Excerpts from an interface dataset
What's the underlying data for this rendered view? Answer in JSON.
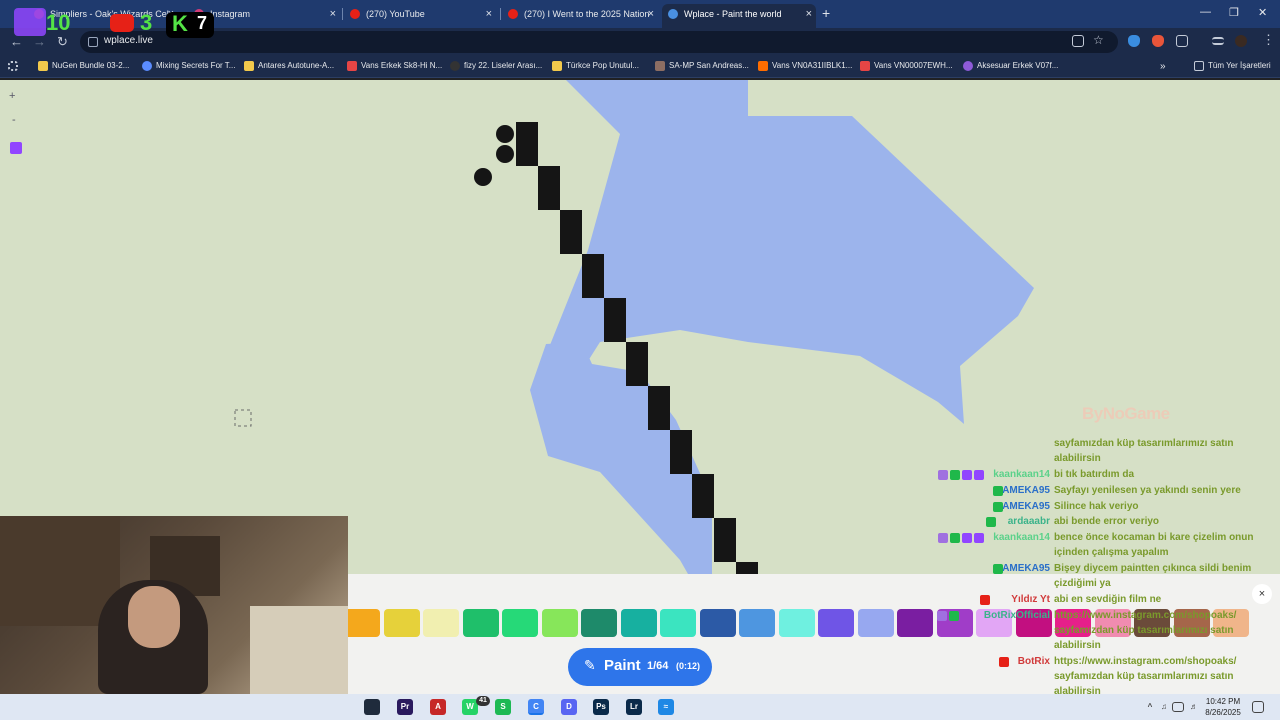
{
  "browser": {
    "tabs": [
      {
        "label": "Simpliers - Oak's Wizards Cek",
        "fav": "#e24a3b",
        "close": "×"
      },
      {
        "label": "Instagram",
        "fav": "#d23b77",
        "close": "×"
      },
      {
        "label": "(270) YouTube",
        "fav": "#e62117",
        "close": "×"
      },
      {
        "label": "(270) I Went to the 2025 Nation",
        "fav": "#e62117",
        "close": "×"
      },
      {
        "label": "Wplace - Paint the world",
        "fav": "#4a90e2",
        "close": "×"
      }
    ],
    "new_tab": "+",
    "url": "wplace.live",
    "bookmarks": [
      {
        "label": "NuGen Bundle 03-2...",
        "color": "#f2c94c"
      },
      {
        "label": "Mixing Secrets For T...",
        "color": "#5b8cff"
      },
      {
        "label": "Antares Autotune-A...",
        "color": "#f2c94c"
      },
      {
        "label": "Vans Erkek Sk8-Hi N...",
        "color": "#e64545"
      },
      {
        "label": "fizy 22. Liseler Arası...",
        "color": "#333333"
      },
      {
        "label": "Türkce Pop Unutul...",
        "color": "#f2c94c"
      },
      {
        "label": "SA-MP San Andreas...",
        "color": "#8d6e63"
      },
      {
        "label": "Vans VN0A31IIBLK1...",
        "color": "#ff6d00"
      },
      {
        "label": "Vans VN00007EWH...",
        "color": "#e64545"
      },
      {
        "label": "Aksesuar Erkek V07f...",
        "color": "#8e5bd8"
      }
    ],
    "all_bookmarks": "Tüm Yer İşaretleri"
  },
  "map": {
    "zoom_in": "+",
    "zoom_out": "-",
    "brand_watermark": "ByNoGame"
  },
  "palette": {
    "colors": [
      "#f4a81c",
      "#e6d13a",
      "#f1efb0",
      "#1fbf6a",
      "#26d978",
      "#87e65a",
      "#1e8a6a",
      "#17b0a0",
      "#3be4c0",
      "#2c5aa6",
      "#4e96e0",
      "#6ff0e0",
      "#6f55e6",
      "#97a8f0",
      "#7a1ea1",
      "#a03dc8",
      "#e2a6f5",
      "#c20f80",
      "#e6208a",
      "#f08cb0",
      "#6b4b3a",
      "#a5664a",
      "#f0b58a",
      "#cfcfcf"
    ],
    "paint_label": "Paint",
    "paint_count": "1/64",
    "paint_timer": "(0:12)",
    "close": "×"
  },
  "overlay": {
    "twitch_count": "10",
    "youtube_count": "3",
    "kick_count": "7"
  },
  "chat": [
    {
      "user": "",
      "msg": "sayfamızdan küp tasarımlarımızı satın alabilirsin",
      "ucolor": "#7a9a2c",
      "badges": []
    },
    {
      "user": "kaankaan14",
      "msg": "bi tık batırdım da",
      "ucolor": "#5bd18a",
      "badges": [
        "#a070e0",
        "#1fb84a",
        "#9146ff",
        "#9146ff"
      ]
    },
    {
      "user": "AMEKA95",
      "msg": "Sayfayı yenilesen ya yakındı senin yere",
      "ucolor": "#2a6fc9",
      "badges": [
        "#1fb84a"
      ]
    },
    {
      "user": "AMEKA95",
      "msg": "Silince hak veriyo",
      "ucolor": "#2a6fc9",
      "badges": [
        "#1fb84a"
      ]
    },
    {
      "user": "ardaaabr",
      "msg": "abi bende error veriyo",
      "ucolor": "#3bb38a",
      "badges": [
        "#1fb84a"
      ]
    },
    {
      "user": "kaankaan14",
      "msg": "bence önce kocaman bi kare çizelim onun içinden çalışma yapalım",
      "ucolor": "#5bd18a",
      "badges": [
        "#a070e0",
        "#1fb84a",
        "#9146ff",
        "#9146ff"
      ]
    },
    {
      "user": "AMEKA95",
      "msg": "Bişey diycem paintten çıkınca sildi benim çizdiğimi ya",
      "ucolor": "#2a6fc9",
      "badges": [
        "#1fb84a"
      ]
    },
    {
      "user": "Yıldız Yt",
      "msg": "abi en sevdiğin film ne",
      "ucolor": "#d13b3b",
      "badges": [
        "#e62117"
      ]
    },
    {
      "user": "BotRixOfficial",
      "msg": "https://www.instagram.com/shopoaks/ sayfamızdan küp tasarımlarımızı satın alabilirsin",
      "ucolor": "#3bb38a",
      "badges": [
        "#a070e0",
        "#1fb84a"
      ]
    },
    {
      "user": "BotRix",
      "msg": "https://www.instagram.com/shopoaks/ sayfamızdan küp tasarımlarımızı satın alabilirsin",
      "ucolor": "#d13b3b",
      "badges": [
        "#e62117"
      ]
    }
  ],
  "taskbar": {
    "apps": [
      {
        "name": "Pr",
        "color": "#2a1a5e"
      },
      {
        "name": "A",
        "color": "#c62828"
      },
      {
        "name": "W",
        "color": "#25d366"
      },
      {
        "name": "S",
        "color": "#1db954"
      },
      {
        "name": "C",
        "color": "#4285f4"
      },
      {
        "name": "D",
        "color": "#5865f2"
      },
      {
        "name": "Ps",
        "color": "#0a2a4a"
      },
      {
        "name": "Lr",
        "color": "#0a2a4a"
      },
      {
        "name": "≈",
        "color": "#1e88e5"
      }
    ],
    "whatsapp_badge": "41",
    "time": "10:42 PM",
    "date": "8/26/2025"
  }
}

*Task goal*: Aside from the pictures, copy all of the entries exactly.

*Result*:
What's the underlying data for this rendered view? Answer in JSON.
{
  "browser": {
    "tabs": [
      {
        "label": "Simpliers - Oak's Wizards Cek",
        "fav": "#e24a3b",
        "close": "×"
      },
      {
        "label": "Instagram",
        "fav": "#d23b77",
        "close": "×"
      },
      {
        "label": "(270) YouTube",
        "fav": "#e62117",
        "close": "×"
      },
      {
        "label": "(270) I Went to the 2025 Nation",
        "fav": "#e62117",
        "close": "×"
      },
      {
        "label": "Wplace - Paint the world",
        "fav": "#4a90e2",
        "close": "×"
      }
    ],
    "new_tab": "+",
    "url": "wplace.live",
    "bookmarks": [
      {
        "label": "NuGen Bundle 03-2...",
        "color": "#f2c94c"
      },
      {
        "label": "Mixing Secrets For T...",
        "color": "#5b8cff"
      },
      {
        "label": "Antares Autotune-A...",
        "color": "#f2c94c"
      },
      {
        "label": "Vans Erkek Sk8-Hi N...",
        "color": "#e64545"
      },
      {
        "label": "fizy 22. Liseler Arası...",
        "color": "#333333"
      },
      {
        "label": "Türkce Pop Unutul...",
        "color": "#f2c94c"
      },
      {
        "label": "SA-MP San Andreas...",
        "color": "#8d6e63"
      },
      {
        "label": "Vans VN0A31IIBLK1...",
        "color": "#ff6d00"
      },
      {
        "label": "Vans VN00007EWH...",
        "color": "#e64545"
      },
      {
        "label": "Aksesuar Erkek V07f...",
        "color": "#8e5bd8"
      }
    ],
    "all_bookmarks": "Tüm Yer İşaretleri"
  },
  "map": {
    "zoom_in": "+",
    "zoom_out": "-",
    "brand_watermark": "ByNoGame"
  },
  "palette": {
    "colors": [
      "#f4a81c",
      "#e6d13a",
      "#f1efb0",
      "#1fbf6a",
      "#26d978",
      "#87e65a",
      "#1e8a6a",
      "#17b0a0",
      "#3be4c0",
      "#2c5aa6",
      "#4e96e0",
      "#6ff0e0",
      "#6f55e6",
      "#97a8f0",
      "#7a1ea1",
      "#a03dc8",
      "#e2a6f5",
      "#c20f80",
      "#e6208a",
      "#f08cb0",
      "#6b4b3a",
      "#a5664a",
      "#f0b58a",
      "#cfcfcf"
    ],
    "paint_label": "Paint",
    "paint_count": "1/64",
    "paint_timer": "(0:12)",
    "close": "×"
  },
  "overlay": {
    "twitch_count": "10",
    "youtube_count": "3",
    "kick_count": "7"
  },
  "chat": [
    {
      "user": "",
      "msg": "sayfamızdan küp tasarımlarımızı satın alabilirsin",
      "ucolor": "#7a9a2c",
      "badges": []
    },
    {
      "user": "kaankaan14",
      "msg": "bi tık batırdım da",
      "ucolor": "#5bd18a",
      "badges": [
        "#a070e0",
        "#1fb84a",
        "#9146ff",
        "#9146ff"
      ]
    },
    {
      "user": "AMEKA95",
      "msg": "Sayfayı yenilesen ya yakındı senin yere",
      "ucolor": "#2a6fc9",
      "badges": [
        "#1fb84a"
      ]
    },
    {
      "user": "AMEKA95",
      "msg": "Silince hak veriyo",
      "ucolor": "#2a6fc9",
      "badges": [
        "#1fb84a"
      ]
    },
    {
      "user": "ardaaabr",
      "msg": "abi bende error veriyo",
      "ucolor": "#3bb38a",
      "badges": [
        "#1fb84a"
      ]
    },
    {
      "user": "kaankaan14",
      "msg": "bence önce kocaman bi kare çizelim onun içinden çalışma yapalım",
      "ucolor": "#5bd18a",
      "badges": [
        "#a070e0",
        "#1fb84a",
        "#9146ff",
        "#9146ff"
      ]
    },
    {
      "user": "AMEKA95",
      "msg": "Bişey diycem paintten çıkınca sildi benim çizdiğimi ya",
      "ucolor": "#2a6fc9",
      "badges": [
        "#1fb84a"
      ]
    },
    {
      "user": "Yıldız Yt",
      "msg": "abi en sevdiğin film ne",
      "ucolor": "#d13b3b",
      "badges": [
        "#e62117"
      ]
    },
    {
      "user": "BotRixOfficial",
      "msg": "https://www.instagram.com/shopoaks/ sayfamızdan küp tasarımlarımızı satın alabilirsin",
      "ucolor": "#3bb38a",
      "badges": [
        "#a070e0",
        "#1fb84a"
      ]
    },
    {
      "user": "BotRix",
      "msg": "https://www.instagram.com/shopoaks/ sayfamızdan küp tasarımlarımızı satın alabilirsin",
      "ucolor": "#d13b3b",
      "badges": [
        "#e62117"
      ]
    }
  ],
  "taskbar": {
    "apps": [
      {
        "name": "Pr",
        "color": "#2a1a5e"
      },
      {
        "name": "A",
        "color": "#c62828"
      },
      {
        "name": "W",
        "color": "#25d366"
      },
      {
        "name": "S",
        "color": "#1db954"
      },
      {
        "name": "C",
        "color": "#4285f4"
      },
      {
        "name": "D",
        "color": "#5865f2"
      },
      {
        "name": "Ps",
        "color": "#0a2a4a"
      },
      {
        "name": "Lr",
        "color": "#0a2a4a"
      },
      {
        "name": "≈",
        "color": "#1e88e5"
      }
    ],
    "whatsapp_badge": "41",
    "time": "10:42 PM",
    "date": "8/26/2025"
  }
}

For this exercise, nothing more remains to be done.